## What is needed:
Write out the material in full, matching each line exactly.

========

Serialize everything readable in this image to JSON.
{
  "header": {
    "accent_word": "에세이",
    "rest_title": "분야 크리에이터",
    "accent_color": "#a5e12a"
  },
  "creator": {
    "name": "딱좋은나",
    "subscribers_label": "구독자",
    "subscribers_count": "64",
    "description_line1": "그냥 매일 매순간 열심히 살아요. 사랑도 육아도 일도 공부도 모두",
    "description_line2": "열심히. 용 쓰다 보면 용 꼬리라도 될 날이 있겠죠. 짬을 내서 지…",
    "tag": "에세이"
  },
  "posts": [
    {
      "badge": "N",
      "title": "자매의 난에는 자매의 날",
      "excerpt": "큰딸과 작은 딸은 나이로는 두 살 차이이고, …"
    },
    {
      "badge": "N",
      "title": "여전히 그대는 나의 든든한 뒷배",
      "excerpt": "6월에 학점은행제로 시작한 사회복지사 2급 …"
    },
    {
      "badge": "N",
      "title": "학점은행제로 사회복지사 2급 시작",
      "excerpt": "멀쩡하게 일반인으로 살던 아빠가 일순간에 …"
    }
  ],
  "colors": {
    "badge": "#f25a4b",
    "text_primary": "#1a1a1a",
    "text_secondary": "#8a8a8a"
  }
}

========

## Output of the task:
Serialize everything readable in this image to JSON.
{
  "header": {
    "accent_word": "에세이",
    "rest_title": "분야 크리에이터",
    "accent_color": "#a5e12a"
  },
  "creator": {
    "name": "딱좋은나",
    "subscribers_label": "구독자",
    "subscribers_count": "64",
    "description_line1": "그냥 매일 매순간 열심히 살아요. 사랑도 육아도 일도 공부도 모두",
    "description_line2": "열심히. 용 쓰다 보면 용 꼬리라도 될 날이 있겠죠. 짬을 내서 지…",
    "tag": "에세이"
  },
  "posts": [
    {
      "badge": "N",
      "title": "자매의 난에는 자매의 날",
      "excerpt": "큰딸과 작은 딸은 나이로는 두 살 차이이고, …"
    },
    {
      "badge": "N",
      "title": "여전히 그대는 나의 든든한 뒷배",
      "excerpt": "6월에 학점은행제로 시작한 사회복지사 2급 …"
    },
    {
      "badge": "N",
      "title": "학점은행제로 사회복지사 2급 시작",
      "excerpt": "멀쩡하게 일반인으로 살던 아빠가 일순간에 …"
    }
  ],
  "colors": {
    "badge": "#f25a4b",
    "text_primary": "#1a1a1a",
    "text_secondary": "#8a8a8a"
  }
}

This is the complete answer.